*** Records for this task ***

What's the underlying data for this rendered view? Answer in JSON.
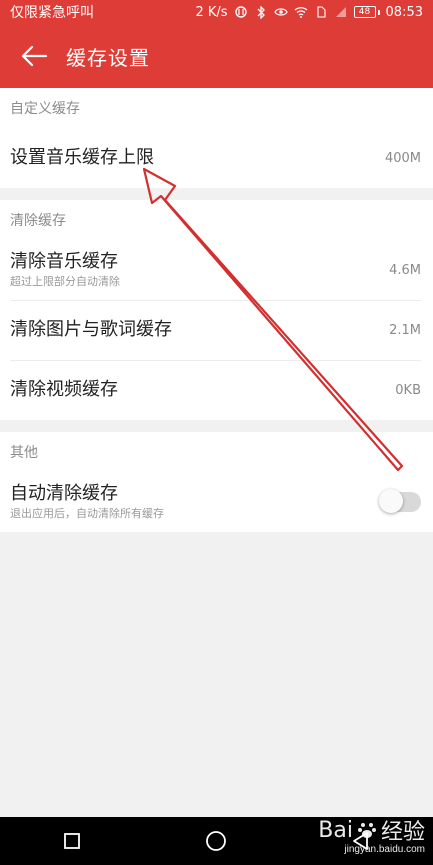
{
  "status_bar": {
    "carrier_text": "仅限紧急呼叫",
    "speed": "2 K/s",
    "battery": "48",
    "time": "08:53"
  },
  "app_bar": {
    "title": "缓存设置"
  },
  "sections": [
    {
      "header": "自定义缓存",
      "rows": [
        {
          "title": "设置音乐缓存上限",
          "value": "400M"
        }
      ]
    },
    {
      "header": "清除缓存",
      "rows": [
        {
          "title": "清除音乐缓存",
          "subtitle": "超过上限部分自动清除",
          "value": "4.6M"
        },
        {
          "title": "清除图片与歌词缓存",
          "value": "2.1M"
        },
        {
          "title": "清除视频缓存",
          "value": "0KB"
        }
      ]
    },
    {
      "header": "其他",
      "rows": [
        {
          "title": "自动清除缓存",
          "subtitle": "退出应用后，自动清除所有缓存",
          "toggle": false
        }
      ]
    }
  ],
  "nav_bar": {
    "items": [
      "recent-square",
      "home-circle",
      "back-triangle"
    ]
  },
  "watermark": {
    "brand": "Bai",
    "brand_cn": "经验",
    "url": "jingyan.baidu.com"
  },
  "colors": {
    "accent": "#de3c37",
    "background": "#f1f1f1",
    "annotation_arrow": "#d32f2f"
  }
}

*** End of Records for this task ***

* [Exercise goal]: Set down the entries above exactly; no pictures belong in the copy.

* [Reply to the exercise]:
What's the underlying data for this rendered view? Answer in JSON.
{
  "status_bar": {
    "carrier_text": "仅限紧急呼叫",
    "speed": "2 K/s",
    "battery": "48",
    "time": "08:53"
  },
  "app_bar": {
    "title": "缓存设置"
  },
  "sections": [
    {
      "header": "自定义缓存",
      "rows": [
        {
          "title": "设置音乐缓存上限",
          "value": "400M"
        }
      ]
    },
    {
      "header": "清除缓存",
      "rows": [
        {
          "title": "清除音乐缓存",
          "subtitle": "超过上限部分自动清除",
          "value": "4.6M"
        },
        {
          "title": "清除图片与歌词缓存",
          "value": "2.1M"
        },
        {
          "title": "清除视频缓存",
          "value": "0KB"
        }
      ]
    },
    {
      "header": "其他",
      "rows": [
        {
          "title": "自动清除缓存",
          "subtitle": "退出应用后，自动清除所有缓存",
          "toggle": false
        }
      ]
    }
  ],
  "nav_bar": {
    "items": [
      "recent-square",
      "home-circle",
      "back-triangle"
    ]
  },
  "watermark": {
    "brand": "Bai",
    "brand_cn": "经验",
    "url": "jingyan.baidu.com"
  },
  "colors": {
    "accent": "#de3c37",
    "background": "#f1f1f1",
    "annotation_arrow": "#d32f2f"
  }
}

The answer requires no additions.